We live in a Whiggish age, and on the Left side of the cultural spectrum there is always the demand for the eternal revolution to march forward and transform our society. Three years ago The New Republic published America’s Next Great Civil Rights Struggle, about transgender individuals. In some ways this makes logical sense, as arguably transgender individuals are the next step beyond equal rights for people of homosexual orientation. I have argued before that scope of “social justice” in terms of personal liberation is becoming narrower, and narrower. Expanding the possibilities for women affected half the population. Expanding the possibilities for African Americans affected 10 percent of the population. Expanding the possibilities for gays and lesbians affected somewhere around 5 percent of the population, being generous with the numbers. Transgender individuals are an even smaller proportion of the population, and yet a great deal of cultural energy is now going into addressing their concerns. Some of them, such as basic safety and protection from violence, are common sense matters of human decency which I believe most people can support wholeheartedly. But other aspects of acknowledging the transgender experience require a re-evaluation of basic elements of language and social expectation. Not only will many Americans resist, I believe it is a quixotic enterprise, because though a small proportion of individuals express disjunction between their sex and gender, the vast majority do not. Many social norms did not emerge to impose a binary of sexuality, but reflect it.

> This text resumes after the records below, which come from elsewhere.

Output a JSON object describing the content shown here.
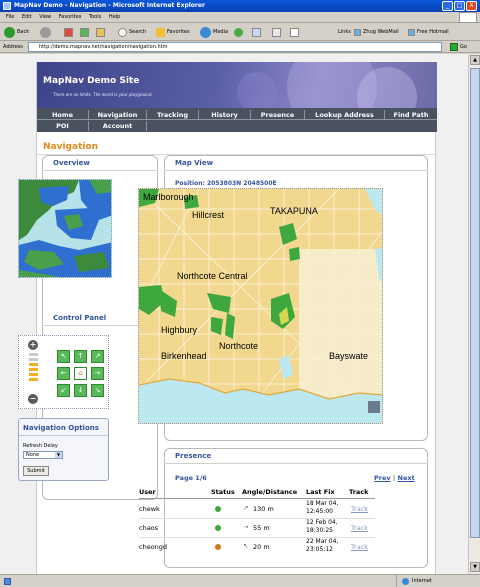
{
  "window": {
    "title": "MapNav Demo - Navigation - Microsoft Internet Explorer",
    "minimize": "_",
    "maximize": "□",
    "close": "X"
  },
  "menu": [
    "File",
    "Edit",
    "View",
    "Favorites",
    "Tools",
    "Help"
  ],
  "toolbar": {
    "back": "Back",
    "search": "Search",
    "favorites": "Favorites",
    "media": "Media",
    "links": "Links",
    "link1": "Zhug WebMail",
    "link2": "Free Hotmail"
  },
  "address": {
    "label": "Address",
    "url": "http://demo.mapnav.net/navigation/navigation.htm",
    "go": "Go"
  },
  "site": {
    "title": "MapNav Demo Site",
    "tagline": "There are no limits. The world is your playground"
  },
  "nav": [
    {
      "label": "Home"
    },
    {
      "label": "Navigation"
    },
    {
      "label": "Tracking"
    },
    {
      "label": "History"
    },
    {
      "label": "Presence"
    },
    {
      "label": "Lookup Address"
    },
    {
      "label": "Find Path"
    },
    {
      "label": "POI"
    },
    {
      "label": "Account"
    }
  ],
  "page_title": "Navigation",
  "overview": {
    "title": "Overview"
  },
  "control_panel": {
    "title": "Control Panel",
    "zoom_in": "+",
    "zoom_out": "−",
    "zoom_level_fraction": 0.5
  },
  "nav_options": {
    "title": "Navigation Options",
    "refresh_label": "Refresh Delay",
    "refresh_value": "None",
    "submit": "Submit"
  },
  "map_view": {
    "title": "Map View",
    "position": "Position: 2053803N 2048500E",
    "labels": [
      "Marlborough",
      "Hillcrest",
      "TAKAPUNA",
      "Northcote Central",
      "Highbury",
      "Birkenhead",
      "Northcote",
      "Bayswate"
    ]
  },
  "presence": {
    "title": "Presence",
    "page": "Page 1/6",
    "prev": "Prev",
    "sep": "|",
    "next": "Next",
    "columns": [
      "User",
      "Status",
      "Angle/Distance",
      "Last Fix",
      "Track"
    ],
    "rows": [
      {
        "user": "chewk",
        "status_color": "#3aa83a",
        "distance": "130 m",
        "fix_date": "18 Mar 04,",
        "fix_time": "12:45:00",
        "track": "Track"
      },
      {
        "user": "chaos",
        "status_color": "#3aa83a",
        "distance": "55 m",
        "fix_date": "12 Feb 04,",
        "fix_time": "18:30:25",
        "track": "Track"
      },
      {
        "user": "cheongd",
        "status_color": "#d07820",
        "distance": "20 m",
        "fix_date": "22 Mar 04,",
        "fix_time": "23:05:12",
        "track": "Track"
      }
    ]
  },
  "status": {
    "zone": "Internet"
  }
}
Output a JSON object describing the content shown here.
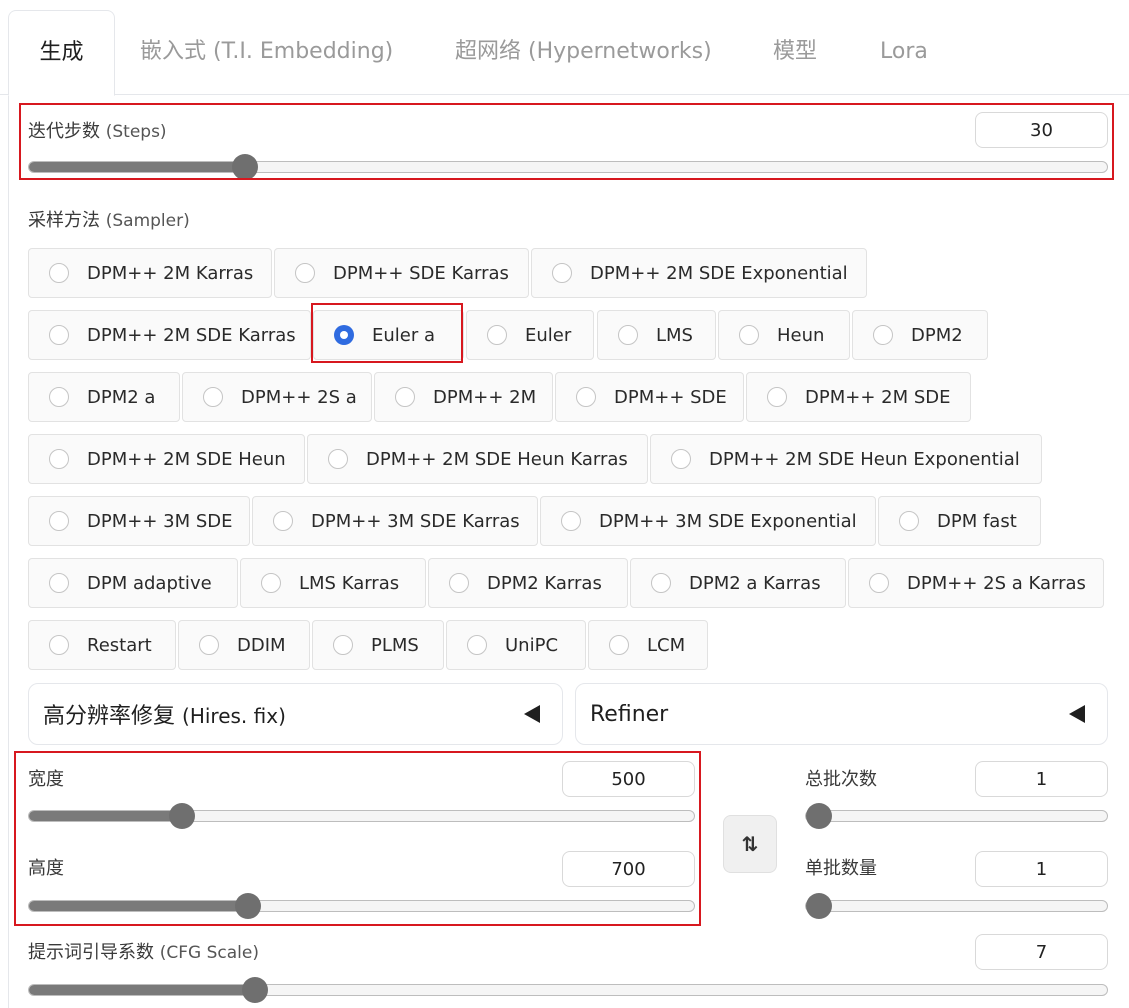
{
  "tabs": [
    {
      "label": "生成",
      "active": true
    },
    {
      "label": "嵌入式 (T.I. Embedding)",
      "active": false
    },
    {
      "label": "超网络 (Hypernetworks)",
      "active": false
    },
    {
      "label": "模型",
      "active": false
    },
    {
      "label": "Lora",
      "active": false
    }
  ],
  "steps": {
    "label": "迭代步数",
    "label_en": "(Steps)",
    "value": "30",
    "fraction": 0.2
  },
  "sampler": {
    "label": "采样方法",
    "label_en": "(Sampler)",
    "selected": "Euler a",
    "options": [
      "DPM++ 2M Karras",
      "DPM++ SDE Karras",
      "DPM++ 2M SDE Exponential",
      "DPM++ 2M SDE Karras",
      "Euler a",
      "Euler",
      "LMS",
      "Heun",
      "DPM2",
      "DPM2 a",
      "DPM++ 2S a",
      "DPM++ 2M",
      "DPM++ SDE",
      "DPM++ 2M SDE",
      "DPM++ 2M SDE Heun",
      "DPM++ 2M SDE Heun Karras",
      "DPM++ 2M SDE Heun Exponential",
      "DPM++ 3M SDE",
      "DPM++ 3M SDE Karras",
      "DPM++ 3M SDE Exponential",
      "DPM fast",
      "DPM adaptive",
      "LMS Karras",
      "DPM2 Karras",
      "DPM2 a Karras",
      "DPM++ 2S a Karras",
      "Restart",
      "DDIM",
      "PLMS",
      "UniPC",
      "LCM"
    ]
  },
  "hires": {
    "label": "高分辨率修复",
    "label_en": "(Hires. fix)"
  },
  "refiner": {
    "label": "Refiner"
  },
  "width": {
    "label": "宽度",
    "value": "500",
    "fraction": 0.23
  },
  "height": {
    "label": "高度",
    "value": "700",
    "fraction": 0.33
  },
  "swap_icon": {
    "glyph": "⇅",
    "icon": "swap-arrows-icon"
  },
  "batch_count": {
    "label": "总批次数",
    "value": "1",
    "fraction": 0.0
  },
  "batch_size": {
    "label": "单批数量",
    "value": "1",
    "fraction": 0.0
  },
  "cfg": {
    "label": "提示词引导系数",
    "label_en": "(CFG Scale)",
    "value": "7",
    "fraction": 0.21
  },
  "colors": {
    "accent": "#2f6be0",
    "highlight": "#d7181f"
  }
}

To illustrate the problems, an NPR piece The End Of Gender?
To chronicle her adventures in gender-neutral parenting, Arwyn Daemyir writes a blog called Raising My Boychick. She describes herself as “a walking contradiction: knitting feminist fulltime parent, Wiccan science-minded woowoo massage therapist, queer-identified male-partnered monogamist, body-loving healthy-eating fat chick, unmedicated mostly-stable bipolar.”
She describes her boychick, born in March 2007, as a “male-assigned at birth — and so far apparently comfortable with that assignment, white, currently able-bodied, congenitally hypothyroid, cosleeper, former breastfed toddler, elimination communication graduate, sling baby and early walker, trial and terror, cliched light of our life, and impetus for the blog. Odds are good he will be the most privileged of persons: a middle class, able bodied, cisgender, straight, white male.”
The adjective cisgender — as opposed to transgender — describes someone who is at peace with the gender he or she was assigned at birth.
Daemyir lives in Portland, Ore. She and her straight male partner are expecting another baby in September.
For Daemyir, gender-neutral parenting is not an attempt to eliminate gender, “because the 70s’-era gender neutral parenting movement proved that’s not possible.”
The last is important. The late 1960s to early 1980s witnessed a great deal of experimentation in the counter-culture movements. In some ways the bounds of sexuality were more expansive than today, witness the sexual abuse at Horace Mann, which many admit were less shocking during that period when people were experimenting with the bounds of sexual behavior. Or, the support for pedophilia in some mainstream circles (see the arc of the expulsion of NAMBLA from association with mainstream gay rights organizations). We have plenty of empirical evidence of what doesn’t, and does, work (there was a similar period of experimentation in the early 19th century in Upstate New York, out of which came the Mormons).
Pieces which espouse the end of gender reflect a cultural mood in certain sectors, no more. The reality is that there are strong biological parameters to human cultural expression. There are differing levels of sexual egalitarianism across societies, but some sexual differentiation is obligate by dint of our biology, which expresses in concrete physical terms (pregnancy) as well as behavioral tendencies. Culture can both increase and dampen these differences, but they can not abolish them. A small number of individual are transgender in a straightforward sense. But the vast majority of humans don’t benefit from lack of acknowledgement of their biological realities. Or least the tendency to pretend as if the dominant modes of expression are just one among equal modes.
A genuinely radical take on the idea of gender and sex would be to attack the biology directly: the Tiresias option, where individuals can choose their sex facultatively over their lifetime. That is, one could “experiment” with living a life as the opposite sex, and then also have the option of “changing back.” This model does not negate biology, but embraces it. And, I think it would be a much more genuine challenge to the two sex binary which is universal in human societies.* But I see few radicals talking about this realistically.
* I am aware of “third sexes/genders” in many cultures, but these are marginal to the two primaries.